Well, what a strange time since the last Report with six weeks of being in lockdown. I am sure everyone will be happier now we have come down to to level 2.
During lockdown I left the island and stayed at my parents' place to wait out the quarantine, only returning to undertake essential tasks on the island, such as the trapping and kiwi monitoring. While nothing too eventful occured during that time - aside from the odd couple who visited while their yacht was moored nearby - we did have a group actually run away when we tried to approach them, as all visitors were politely asked to leave.
I then returned to the island to continue my ordinary work schedule and have been catching up on lots of the jobs that could not be done during the lockdown. Some people have also been making the most of the last of the nice weather and have kayaked over for a walk or to go fishing.
Visitors and Volunteers
- Obviously since the lockdown there have not been too many visitors or volunteers, but on the weekend just before the lockdown Dwane was island sitting while also working with a chirpy group of volunteers from Refining NZ who generously dedicated their Saturday to work on the island. They undertook some pest plant control on the North West side and also cleared out the drain that runs beside the driveway to the Ranger's cabin which had become full of large limestone chunks.
- Todd and his sons, Bill and Jack, came over to the island to help catch five kiwi that were to be released just before the lockdown. Four of the birds were relatively easy to capture, but the last one required all four of us as it was running away as soon as anyone was near it. However, it was eventually captured by Bill as it was about to make another run for it. Most of the birds were in moderately good condition except for one, but they were likely to put on more weight when they were released on to the mainland. Fred Tito performed a short Whakawaatea for the kiwi before Todd took the birds to their release sites.
- During lockdown my dad helped me with some of the work around the island. We did a bit of work on the trailer for the dinghy which had worn out its wheel bearings and worked on the wheel axle which had become incredibly rusted. We also buried some of the waterpipes that cross along some of the vehicle tracks and intalled new clearlite sheets on the Ranger's cabin deck.
Flora and fauna
- Unfortunately, Glen, one of the first kiwi to be released on to the island, was found deceased at the cement works ruins. The cause of death is unkown at this stage, but from the data we gathered from his chick timer, death ocurred during the weekend just before the lockdown. Once the DOC office has re-opened we will take his body for necropsy.

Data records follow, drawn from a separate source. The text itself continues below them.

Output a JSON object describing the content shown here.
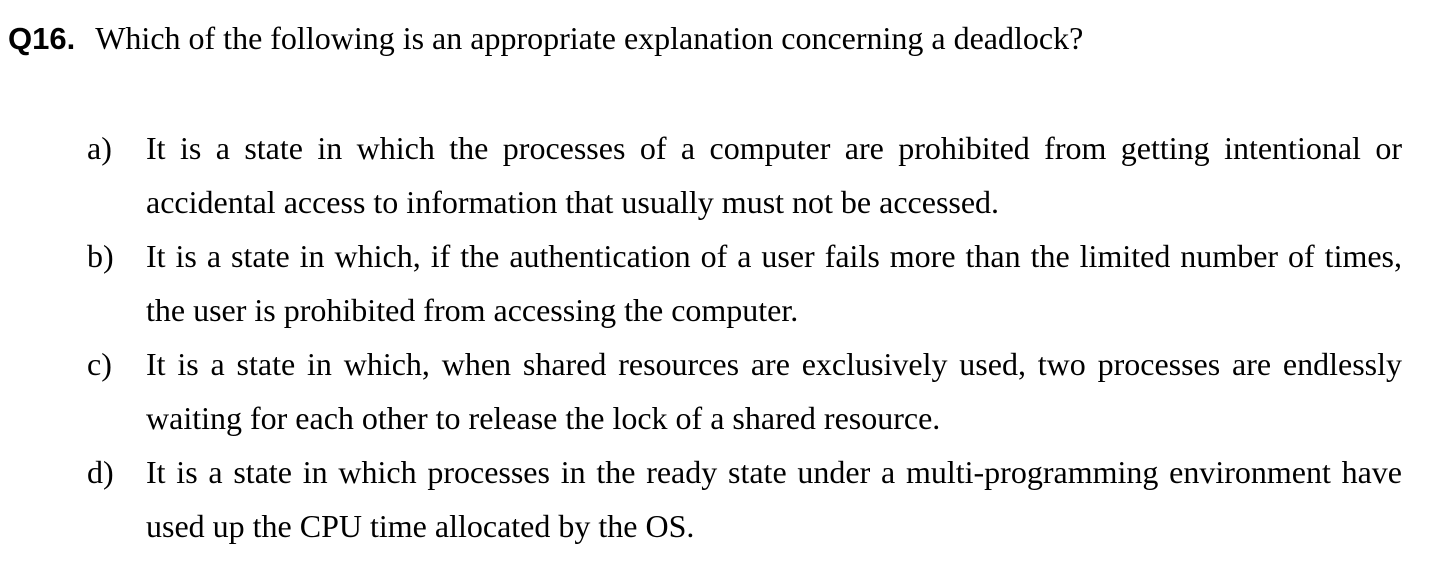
{
  "question": {
    "number": "Q16.",
    "text": "Which of the following is an appropriate explanation concerning a deadlock?"
  },
  "options": [
    {
      "letter": "a)",
      "text": "It is a state in which the processes of a computer are prohibited from getting intentional or accidental access to information that usually must not be accessed."
    },
    {
      "letter": "b)",
      "text": "It is a state in which, if the authentication of a user fails more than the limited number of times, the user is prohibited from accessing the computer."
    },
    {
      "letter": "c)",
      "text": "It is a state in which, when shared resources are exclusively used, two processes are endlessly waiting for each other to release the lock of a shared resource."
    },
    {
      "letter": "d)",
      "text": "It is a state in which processes in the ready state under a multi-programming environment have used up the CPU time allocated by the OS."
    }
  ]
}
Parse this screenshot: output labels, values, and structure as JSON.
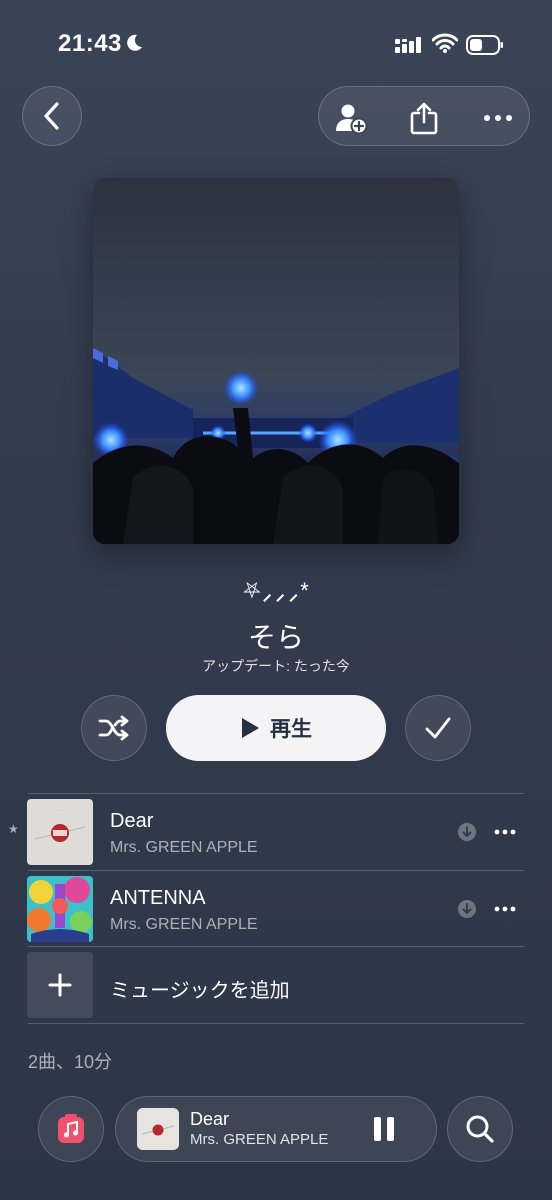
{
  "status_bar": {
    "time": "21:43",
    "icons": [
      "moon-icon",
      "cellular-signal-icon",
      "wifi-icon",
      "battery-icon"
    ]
  },
  "nav": {
    "icons": [
      "chevron-left-icon",
      "add-person-icon",
      "share-icon",
      "more-icon"
    ]
  },
  "playlist": {
    "decoration": "⛧⸝⸝⸝*",
    "title": "そら",
    "updated": "アップデート: たった今",
    "play_label": "再生"
  },
  "tracks": [
    {
      "title": "Dear",
      "artist": "Mrs. GREEN APPLE",
      "marker": "★"
    },
    {
      "title": "ANTENNA",
      "artist": "Mrs. GREEN APPLE",
      "marker": ""
    }
  ],
  "add_music_label": "ミュージックを追加",
  "summary": "2曲、10分",
  "now_playing": {
    "title": "Dear",
    "artist": "Mrs. GREEN APPLE"
  },
  "colors": {
    "background": "#333c4e",
    "play_button": "#f4f4f6",
    "music_app_pink": "#f2506b"
  }
}
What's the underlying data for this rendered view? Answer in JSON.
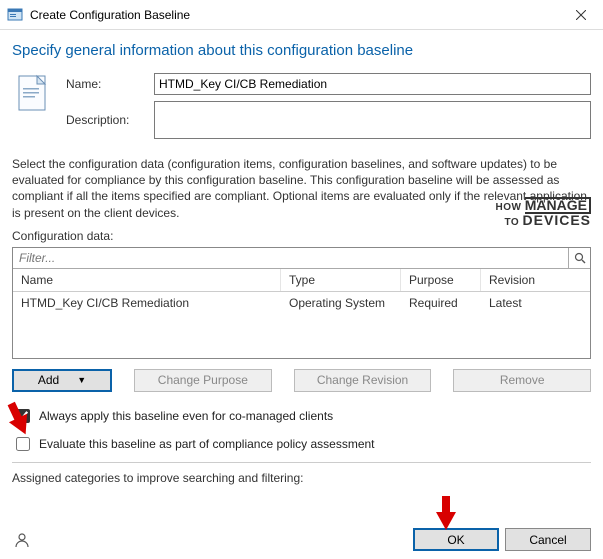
{
  "titlebar": {
    "title": "Create Configuration Baseline"
  },
  "heading": "Specify general information about this configuration baseline",
  "form": {
    "name_label": "Name:",
    "name_value": "HTMD_Key CI/CB Remediation",
    "desc_label": "Description:",
    "desc_value": ""
  },
  "instructions": "Select the configuration data (configuration items, configuration baselines, and software updates) to be evaluated for compliance by this configuration baseline. This configuration baseline will be assessed as compliant if all the items specified are compliant. Optional items are evaluated only if the relevant application is present on  the client devices.",
  "watermark": {
    "line1": "HOW",
    "line2": "MANAGE",
    "line3": "DEVICES",
    "to": "TO"
  },
  "cfg_label": "Configuration data:",
  "filter_placeholder": "Filter...",
  "columns": {
    "c1": "Name",
    "c2": "Type",
    "c3": "Purpose",
    "c4": "Revision"
  },
  "rows": [
    {
      "name": "HTMD_Key CI/CB Remediation",
      "type": "Operating System",
      "purpose": "Required",
      "revision": "Latest"
    }
  ],
  "buttons": {
    "add": "Add",
    "change_purpose": "Change Purpose",
    "change_revision": "Change Revision",
    "remove": "Remove"
  },
  "checkboxes": {
    "always_apply": "Always apply this baseline even for co-managed clients",
    "evaluate": "Evaluate this baseline as part of compliance policy assessment"
  },
  "categories_label": "Assigned categories to improve searching and filtering:",
  "footer": {
    "ok": "OK",
    "cancel": "Cancel"
  }
}
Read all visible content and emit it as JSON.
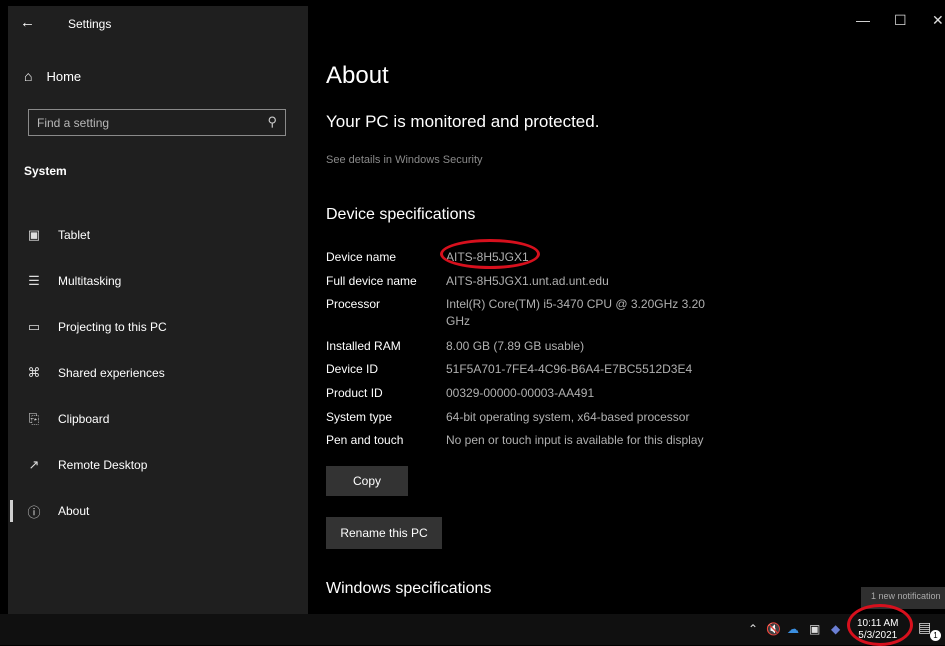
{
  "window": {
    "back_icon": "back-arrow-icon",
    "title": "Settings",
    "controls": {
      "minimize": "—",
      "maximize": "☐",
      "close": "✕"
    }
  },
  "sidebar": {
    "home_label": "Home",
    "search_placeholder": "Find a setting",
    "section": "System",
    "items": [
      {
        "label": "Tablet",
        "icon": "tablet-icon",
        "glyph": "▣"
      },
      {
        "label": "Multitasking",
        "icon": "multitasking-icon",
        "glyph": "☰"
      },
      {
        "label": "Projecting to this PC",
        "icon": "projecting-icon",
        "glyph": "▭"
      },
      {
        "label": "Shared experiences",
        "icon": "shared-experiences-icon",
        "glyph": "⌘"
      },
      {
        "label": "Clipboard",
        "icon": "clipboard-icon",
        "glyph": "⎘"
      },
      {
        "label": "Remote Desktop",
        "icon": "remote-desktop-icon",
        "glyph": "↗"
      },
      {
        "label": "About",
        "icon": "info-icon",
        "glyph": "ⓘ",
        "active": true
      }
    ]
  },
  "main": {
    "title": "About",
    "status": "Your PC is monitored and protected.",
    "security_link": "See details in Windows Security",
    "device_heading": "Device specifications",
    "specs": [
      {
        "label": "Device name",
        "value": "AITS-8H5JGX1"
      },
      {
        "label": "Full device name",
        "value": "AITS-8H5JGX1.unt.ad.unt.edu"
      },
      {
        "label": "Processor",
        "value": "Intel(R) Core(TM) i5-3470 CPU @ 3.20GHz   3.20",
        "value2": "GHz"
      },
      {
        "label": "Installed RAM",
        "value": "8.00 GB (7.89 GB usable)"
      },
      {
        "label": "Device ID",
        "value": "51F5A701-7FE4-4C96-B6A4-E7BC5512D3E4"
      },
      {
        "label": "Product ID",
        "value": "00329-00000-00003-AA491"
      },
      {
        "label": "System type",
        "value": "64-bit operating system, x64-based processor"
      },
      {
        "label": "Pen and touch",
        "value": "No pen or touch input is available for this display"
      }
    ],
    "copy_button": "Copy",
    "rename_button": "Rename this PC",
    "windows_heading": "Windows specifications"
  },
  "taskbar": {
    "time": "10:11 AM",
    "date": "5/3/2021",
    "notification_toast": "1 new notification",
    "notification_count": "1"
  },
  "colors": {
    "annotation": "#d7101d",
    "sidebar_bg": "#1f1f1f",
    "button_bg": "#333333"
  }
}
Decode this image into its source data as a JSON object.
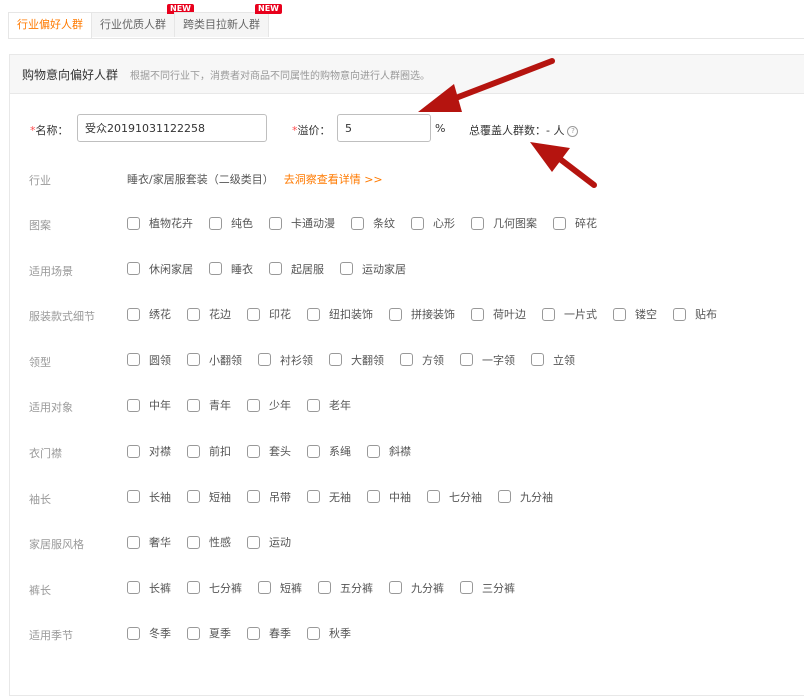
{
  "tabs": [
    {
      "label": "行业偏好人群",
      "active": true,
      "badge": ""
    },
    {
      "label": "行业优质人群",
      "active": false,
      "badge": "NEW"
    },
    {
      "label": "跨类目拉新人群",
      "active": false,
      "badge": "NEW"
    }
  ],
  "panel": {
    "title": "购物意向偏好人群",
    "description": "根据不同行业下，消费者对商品不同属性的购物意向进行人群圈选。"
  },
  "form": {
    "name_label": "名称：",
    "name_value": "受众20191031122258",
    "premium_label": "溢价：",
    "premium_value": "5",
    "premium_unit": "%",
    "coverage_label": "总覆盖人群数：",
    "coverage_value": "- 人",
    "help_icon": "question-circle-icon",
    "required_mark": "*"
  },
  "industry": {
    "label": "行业",
    "value": "睡衣/家居服套装（二级类目）",
    "link": "去洞察查看详情 >>"
  },
  "attributes": [
    {
      "label": "图案",
      "options": [
        "植物花卉",
        "纯色",
        "卡通动漫",
        "条纹",
        "心形",
        "几何图案",
        "碎花"
      ]
    },
    {
      "label": "适用场景",
      "options": [
        "休闲家居",
        "睡衣",
        "起居服",
        "运动家居"
      ]
    },
    {
      "label": "服装款式细节",
      "options": [
        "绣花",
        "花边",
        "印花",
        "纽扣装饰",
        "拼接装饰",
        "荷叶边",
        "一片式",
        "镂空",
        "贴布"
      ]
    },
    {
      "label": "领型",
      "options": [
        "圆领",
        "小翻领",
        "衬衫领",
        "大翻领",
        "方领",
        "一字领",
        "立领"
      ]
    },
    {
      "label": "适用对象",
      "options": [
        "中年",
        "青年",
        "少年",
        "老年"
      ]
    },
    {
      "label": "衣门襟",
      "options": [
        "对襟",
        "前扣",
        "套头",
        "系绳",
        "斜襟"
      ]
    },
    {
      "label": "袖长",
      "options": [
        "长袖",
        "短袖",
        "吊带",
        "无袖",
        "中袖",
        "七分袖",
        "九分袖"
      ]
    },
    {
      "label": "家居服风格",
      "options": [
        "奢华",
        "性感",
        "运动"
      ]
    },
    {
      "label": "裤长",
      "options": [
        "长裤",
        "七分裤",
        "短裤",
        "五分裤",
        "九分裤",
        "三分裤"
      ]
    },
    {
      "label": "适用季节",
      "options": [
        "冬季",
        "夏季",
        "春季",
        "秋季"
      ]
    }
  ],
  "colors": {
    "accent": "#ff7a00",
    "badge": "#e8001c",
    "arrow": "#b5140f",
    "required": "#ff4d4f"
  }
}
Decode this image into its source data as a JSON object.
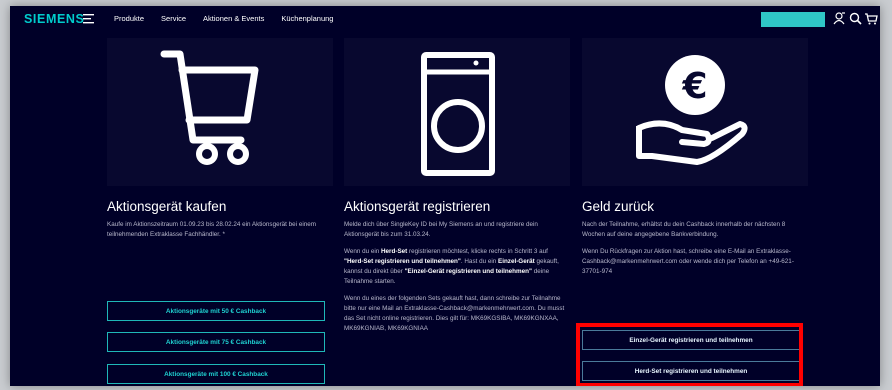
{
  "header": {
    "logo": "SIEMENS",
    "nav": [
      "Produkte",
      "Service",
      "Aktionen & Events",
      "Küchenplanung"
    ]
  },
  "icons": {
    "menu": "hamburger-icon",
    "user": "user-icon",
    "search": "search-icon",
    "cart": "cart-icon"
  },
  "colors": {
    "background": "#000028",
    "accent": "#2fc6c6",
    "highlight": "#ff0000"
  },
  "columns": [
    {
      "icon": "shopping-cart-icon",
      "title": "Aktionsgerät kaufen",
      "paragraphs": [
        "Kaufe im Aktionszeitraum 01.09.23 bis 28.02.24 ein Aktionsgerät bei einem teilnehmenden Extraklasse Fachhändler. *"
      ],
      "buttons": [
        "Aktionsgeräte mit 50 € Cashback",
        "Aktionsgeräte mit 75 € Cashback",
        "Aktionsgeräte mit 100 € Cashback"
      ]
    },
    {
      "icon": "washing-machine-icon",
      "title": "Aktionsgerät registrieren",
      "p1": "Melde dich über SingleKey ID bei My Siemens an und registriere dein Aktionsgerät bis zum 31.03.24.",
      "p2": {
        "a": "Wenn du ein ",
        "b1": "Herd-Set",
        "c": " registrieren möchtest, klicke rechts in Schritt 3 auf ",
        "b2": "\"Herd-Set registrieren und teilnehmen\"",
        "d": ". Hast du ein ",
        "b3": "Einzel-Gerät",
        "e": " gekauft, kannst du direkt über ",
        "b4": "\"Einzel-Gerät registrieren und teilnehmen\"",
        "f": " deine Teilnahme starten."
      },
      "p3": "Wenn du eines der folgenden Sets gekauft hast, dann schreibe zur Teilnahme bitte nur eine Mail an Extraklasse-Cashback@markenmehrwert.com. Du musst das Set nicht online registrieren. Dies gilt für: MK69KGSIBA, MK69KGNXAA, MK69KGNIAB, MK69KGNIAA"
    },
    {
      "icon": "euro-coin-hand-icon",
      "title": "Geld zurück",
      "paragraphs": [
        "Nach der Teilnahme, erhältst du dein Cashback innerhalb der nächsten 8 Wochen auf deine angegebene Bankverbindung.",
        "Wenn Du Rückfragen zur Aktion hast, schreibe eine E-Mail an Extraklasse-Cashback@markenmehrwert.com oder wende dich per Telefon an +49-621-37701-974"
      ],
      "buttons": [
        "Einzel-Gerät registrieren und teilnehmen",
        "Herd-Set registrieren und teilnehmen"
      ]
    }
  ]
}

- On the lighter side, the oi/grey-faced petrel are starting to return to their burrows. So far we have seen three birds, two of which are the same couple that raised Ahi Kaa Toa. Here's hoping we see another chick this year.
- The Royal Spoonbills have begun to migrate back up north to wait out the colder months. Large groups have been spotted hanging around the north side of the island during low tides and over on the Rat Island foreshore. Lots of dotterels and variable oystercatchers have been seen on the edge of the sandspit on the island around low tide.
- The leopard seal Owha was seen resting on the island jetty duting the lockdown - she was able to be identified by some of her scars and spots. If you do see any seals in/near the harbour make sure to report it to http/www.leopardseals.org or call 0800 LEOPARD (0800 5367273).
The trap catches on the island still remained very low with only one mouse being caught in a rat trap. During lockdown we did put out a few more poison baits as the buffer zone traps were unable to be checked and rebaited during that time.
- We managed to fix up the wooden gate by the jetty once we reached level 3 of the lockdown and were able to purchase new bolts for it and replace some of the timber with spare planks that were lying around. Now it is back by the jetty and looking almost brand new.
- I have also been using the spray tank on the tractor to spray around the baitstation on the North face. As mentioned previously, the spray tank does have quite a low pressure and at times cuts out. I'll make sure the service team has a look at it when they come to do the annual service for the tractor.
Volunteer Wednesdays will be resuming in June so feel free to come along and get you muscles moving again. We'll meet at the Onerahi jetty at 9.00am on 3 June. Measures appropriate to level 2 will be in place.
All the best and keep safe